As a concept, integrated marketing has made its way from crawling to running, being picked up by brands as a method of storytelling through consistency. And it’s a smart move: Kantar Millward Brown’s report, AdReaction: The Art of Integration, found that consumers overwhelmingly believed that integrated marketing campaigns help build brands, with 65 percent having a positive sentiment toward them.
But marketers and consumers disagree on how much “integrating” is really going on. 89 percent of marketers feel that their ads across TV, mobile and desktop fit together well, but only 58 percent of consumers share that opinion. While a logo or slogan may resonate across platforms and link campaign efforts together, consumers are still having disparate interactions between platforms like Facebook and TV.
Engagement and interaction are the name of the game, which makes social an easy target for brands looking to shore up the consistency of their integrated marketing campaigns.
With so many touchpoints coming together in an integrated campaign, it can be hard to detect where the disconnect is coming from. A campaign concept can be as much to blame as the individual executions within it, so it pays for brands to evaluate every aspect of their social efforts to tie loose ends together and create a cohesive whole.
Start with a strong, image-oriented concept
The truth is that integrated campaigns exist in totality; no single ad is going to “break” an effort, just as no single touchpoint can “make” it.
An integrated campaign succeeds or fails on the average of the whole, which means everything goes back to the concept underpinning the campaign. Because there’s a visual aspect to nearly every marketing method used—even outlets like radio and podcasts try to paint a picture—imagery is central to a concept’s success. It must be relevant and appealing, and it has to resonate with the audience receiving the message.
Without a strong image underpinning a campaign concept, its efforts will limp along as distinct entities. The power of images is real: Facebook posts with images gain 2.3 times more engagement, and the boost is even higher on Twitter. Tweets with images earned five times the engagement of posts without images, and they were retweeted 150 percent more. Instagram and Snapchat posts require a photo or image of some sort.
Reject any campaign idea that isn’t easily captured by an image: The explanations they’ll require—and the hoops you’ll jump through to tie the different segments together—won’t justify the creativity you’re expending.
Build the concept into a story
You may have different stories going within a single campaign. For example, a spring campaign for a chocolate company may have a storyline on mothers, one for graduates and another about slowing down to savor the season.
The plot for each character should carry across platforms. If the mom receives a box of chocolates from her kids in the Facebook ad, perhaps the TV commercial focuses on what she finds when she opens it. There can be a hook in every opportunity—it simply requires some forethought to unravel the entire storyline in advance.
Use consumers’ own words to attract more consumers

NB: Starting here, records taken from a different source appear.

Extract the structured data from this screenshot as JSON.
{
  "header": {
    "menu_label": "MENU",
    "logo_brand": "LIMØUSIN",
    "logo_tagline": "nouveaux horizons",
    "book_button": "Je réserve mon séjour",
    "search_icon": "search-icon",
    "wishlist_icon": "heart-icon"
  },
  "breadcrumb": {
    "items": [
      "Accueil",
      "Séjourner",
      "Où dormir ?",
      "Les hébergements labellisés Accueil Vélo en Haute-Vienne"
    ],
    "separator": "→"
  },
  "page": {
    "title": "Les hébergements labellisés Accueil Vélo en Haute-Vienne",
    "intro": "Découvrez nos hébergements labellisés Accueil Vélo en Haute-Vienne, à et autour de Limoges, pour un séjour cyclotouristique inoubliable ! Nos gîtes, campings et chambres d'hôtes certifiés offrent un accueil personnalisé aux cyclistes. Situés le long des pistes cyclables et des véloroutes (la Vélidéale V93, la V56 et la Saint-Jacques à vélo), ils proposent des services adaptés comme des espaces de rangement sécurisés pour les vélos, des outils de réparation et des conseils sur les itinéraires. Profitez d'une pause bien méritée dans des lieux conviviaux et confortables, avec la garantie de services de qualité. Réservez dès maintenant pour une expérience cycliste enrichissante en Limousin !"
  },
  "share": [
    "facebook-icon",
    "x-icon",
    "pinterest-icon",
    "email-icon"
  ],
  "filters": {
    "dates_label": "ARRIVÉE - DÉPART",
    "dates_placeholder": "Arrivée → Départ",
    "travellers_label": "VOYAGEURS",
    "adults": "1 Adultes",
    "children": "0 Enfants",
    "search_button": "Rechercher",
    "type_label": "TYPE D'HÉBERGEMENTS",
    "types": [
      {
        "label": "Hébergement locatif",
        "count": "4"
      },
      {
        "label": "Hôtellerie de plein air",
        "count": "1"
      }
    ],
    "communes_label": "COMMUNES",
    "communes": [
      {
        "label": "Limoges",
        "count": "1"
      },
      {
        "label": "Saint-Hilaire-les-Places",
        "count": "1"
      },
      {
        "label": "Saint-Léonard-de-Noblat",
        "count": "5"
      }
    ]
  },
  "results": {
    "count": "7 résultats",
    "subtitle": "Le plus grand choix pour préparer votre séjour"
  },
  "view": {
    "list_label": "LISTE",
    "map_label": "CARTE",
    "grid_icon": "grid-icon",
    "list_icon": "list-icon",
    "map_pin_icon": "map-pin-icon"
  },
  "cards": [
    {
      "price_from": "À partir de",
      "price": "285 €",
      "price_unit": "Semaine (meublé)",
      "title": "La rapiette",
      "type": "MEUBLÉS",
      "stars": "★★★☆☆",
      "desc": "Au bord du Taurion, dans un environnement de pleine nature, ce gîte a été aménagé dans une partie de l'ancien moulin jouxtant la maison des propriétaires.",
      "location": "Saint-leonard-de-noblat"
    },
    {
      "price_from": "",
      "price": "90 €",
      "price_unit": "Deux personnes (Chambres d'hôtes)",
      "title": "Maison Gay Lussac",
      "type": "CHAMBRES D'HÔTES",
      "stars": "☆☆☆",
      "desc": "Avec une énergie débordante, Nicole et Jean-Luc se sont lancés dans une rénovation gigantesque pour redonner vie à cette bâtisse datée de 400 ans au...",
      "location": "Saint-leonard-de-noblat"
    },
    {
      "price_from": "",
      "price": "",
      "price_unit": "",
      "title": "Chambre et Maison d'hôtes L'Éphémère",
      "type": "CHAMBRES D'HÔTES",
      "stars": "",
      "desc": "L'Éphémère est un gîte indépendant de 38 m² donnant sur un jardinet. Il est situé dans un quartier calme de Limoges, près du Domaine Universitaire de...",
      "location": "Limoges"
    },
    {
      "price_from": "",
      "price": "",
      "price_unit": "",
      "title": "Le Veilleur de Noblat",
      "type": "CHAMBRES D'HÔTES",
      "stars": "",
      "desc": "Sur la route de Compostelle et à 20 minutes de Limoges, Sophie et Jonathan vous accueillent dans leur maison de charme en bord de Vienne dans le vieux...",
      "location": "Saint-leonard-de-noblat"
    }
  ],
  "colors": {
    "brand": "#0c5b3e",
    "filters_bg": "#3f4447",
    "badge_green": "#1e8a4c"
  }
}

With 84 percent of people trusting online reviews as much as their own friends’ opinions, not weaving reviews into your story is akin to leaving money on the table. Tim Carr, founder of Lift Agency, a digital marketing agency specializing in growth marketing and performance creative, says consumers won’t simply trust you at your word.
“Whenever possible, include reviews and testimonials to encourage people to give your product or service a try,” he says. “With social media, it’s become easy for companies to find positive quotes and blurbs about their wares. Hit all of the platforms to capture what people are saying about your brand and encourage customers to leave feedback on your site. When used right, reviews can help drive response and deliver more customers.”
Focus on better targeting
All of these adjustments mean little, of course, if you’re not reaching the intended audience. AdReaction found that when marketers’ targeting efforts missed the mark, consumers considered ads too frequent or impersonal, with 61 percent harboring negative feelings about them (and some even calling them “stalking”).
Customizing these efforts or making them actionable or appropriate for specific platforms can dull the sharp edge of frequency fatigue. For example, the chocolate company may have retargeted ads set up for people searching for Mother’s Day gifts but simply “customize” its online videos to highlight different cuts of the same footage—the children’s view as they hand their mother the box of chocolates in one, and the mother’s view in another. This allows the company to target each side of its audience (kids needing a Mother’s Day gift idea and moms who may need to drop a hint about one) while maintaining its messaging.
Integrated social efforts exist to drive interactions and engagement with consumers. Failing to closely tie these efforts into campaigns can slow down the process of building a brand, allowing competitors to get a leg up. By instilling consistency, you can ensure that every touchpoint creates a link, not a gap.